The input START

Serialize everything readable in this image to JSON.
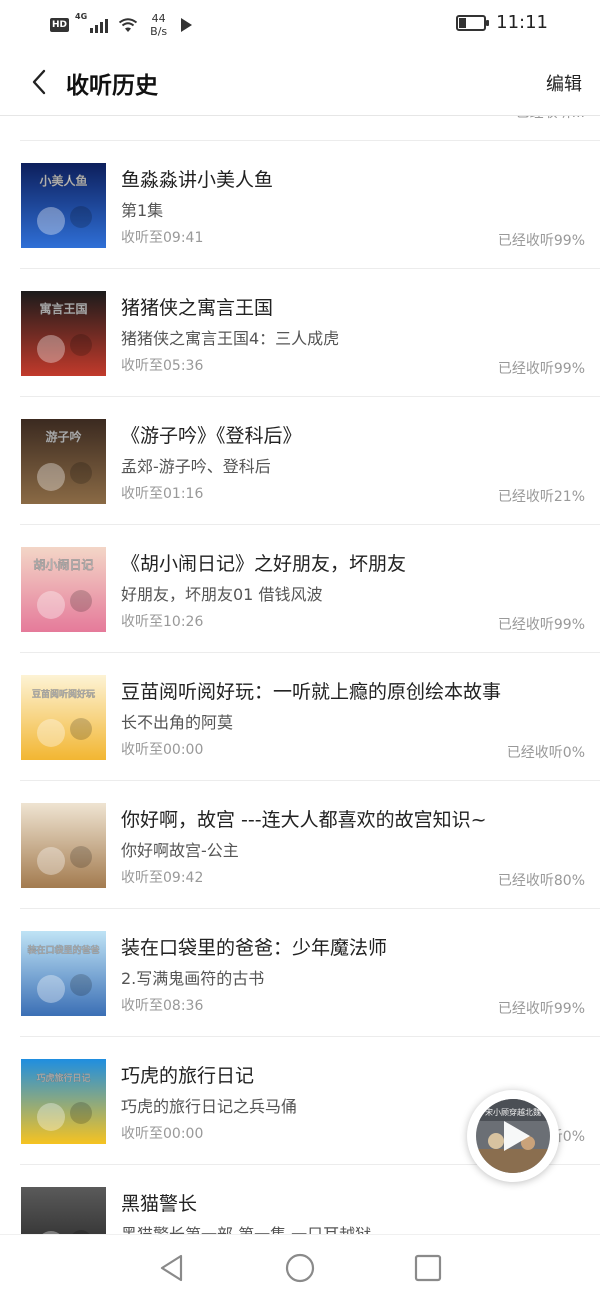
{
  "status_bar": {
    "hd": "HD",
    "network": "4G",
    "speed_value": "44",
    "speed_unit": "B/s",
    "time": "11:11",
    "battery_level": 0.3
  },
  "header": {
    "back_icon": "chevron-left-icon",
    "title": "收听历史",
    "edit_label": "编辑"
  },
  "items": [
    {
      "title": "",
      "subtitle": "",
      "time": "",
      "progress": "已经收听...",
      "partial": true
    },
    {
      "title": "鱼淼淼讲小美人鱼",
      "subtitle": "第1集",
      "time": "收听至09:41",
      "progress": "已经收听99%",
      "cover_text": "小美人鱼",
      "cover_colors": [
        "#0d1f5c",
        "#2f6fd6"
      ]
    },
    {
      "title": "猪猪侠之寓言王国",
      "subtitle": "猪猪侠之寓言王国4：三人成虎",
      "time": "收听至05:36",
      "progress": "已经收听99%",
      "cover_text": "寓言王国",
      "cover_colors": [
        "#1b1b1b",
        "#c23a2b"
      ]
    },
    {
      "title": "《游子吟》《登科后》",
      "subtitle": "孟郊-游子吟、登科后",
      "time": "收听至01:16",
      "progress": "已经收听21%",
      "cover_text": "游子吟",
      "cover_colors": [
        "#3b2a20",
        "#8a6a45"
      ]
    },
    {
      "title": "《胡小闹日记》之好朋友，坏朋友",
      "subtitle": "好朋友，坏朋友01 借钱风波",
      "time": "收听至10:26",
      "progress": "已经收听99%",
      "cover_text": "胡小闹日记",
      "cover_colors": [
        "#f3d6c7",
        "#e57a9a"
      ]
    },
    {
      "title": "豆苗阅听阅好玩：一听就上瘾的原创绘本故事",
      "subtitle": "长不出角的阿莫",
      "time": "收听至00:00",
      "progress": "已经收听0%",
      "cover_text": "豆苗阅听阅好玩",
      "cover_colors": [
        "#fdf3d5",
        "#f2b632"
      ]
    },
    {
      "title": "你好啊，故宫 ---连大人都喜欢的故宫知识~",
      "subtitle": "你好啊故宫-公主",
      "time": "收听至09:42",
      "progress": "已经收听80%",
      "cover_text": "",
      "cover_colors": [
        "#efe4d2",
        "#a37b4f"
      ]
    },
    {
      "title": "装在口袋里的爸爸：少年魔法师",
      "subtitle": "2.写满鬼画符的古书",
      "time": "收听至08:36",
      "progress": "已经收听99%",
      "cover_text": "装在口袋里的爸爸",
      "cover_colors": [
        "#bfe3f5",
        "#3b6fb5"
      ]
    },
    {
      "title": "巧虎的旅行日记",
      "subtitle": "巧虎的旅行日记之兵马俑",
      "time": "收听至00:00",
      "progress": "已经收听0%",
      "cover_text": "巧虎旅行日记",
      "cover_colors": [
        "#1f8ee0",
        "#f6c321"
      ]
    },
    {
      "title": "黑猫警长",
      "subtitle": "黑猫警长第一部 第一集 一只耳越狱",
      "time": "",
      "progress": "",
      "cover_text": "",
      "cover_colors": [
        "#5a5a5a",
        "#1f1f1f"
      ]
    }
  ],
  "floating_player": {
    "icon": "play-icon",
    "cover_text": "宋小顾穿越北魏"
  },
  "nav": {
    "back_icon": "triangle-back-icon",
    "home_icon": "circle-home-icon",
    "recent_icon": "square-recent-icon"
  }
}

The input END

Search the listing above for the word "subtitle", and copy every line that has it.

      "subtitle": "",
      "subtitle": "第1集",
      "subtitle": "猪猪侠之寓言王国4：三人成虎",
      "subtitle": "孟郊-游子吟、登科后",
      "subtitle": "好朋友，坏朋友01 借钱风波",
      "subtitle": "长不出角的阿莫",
      "subtitle": "你好啊故宫-公主",
      "subtitle": "2.写满鬼画符的古书",
      "subtitle": "巧虎的旅行日记之兵马俑",
      "subtitle": "黑猫警长第一部 第一集 一只耳越狱",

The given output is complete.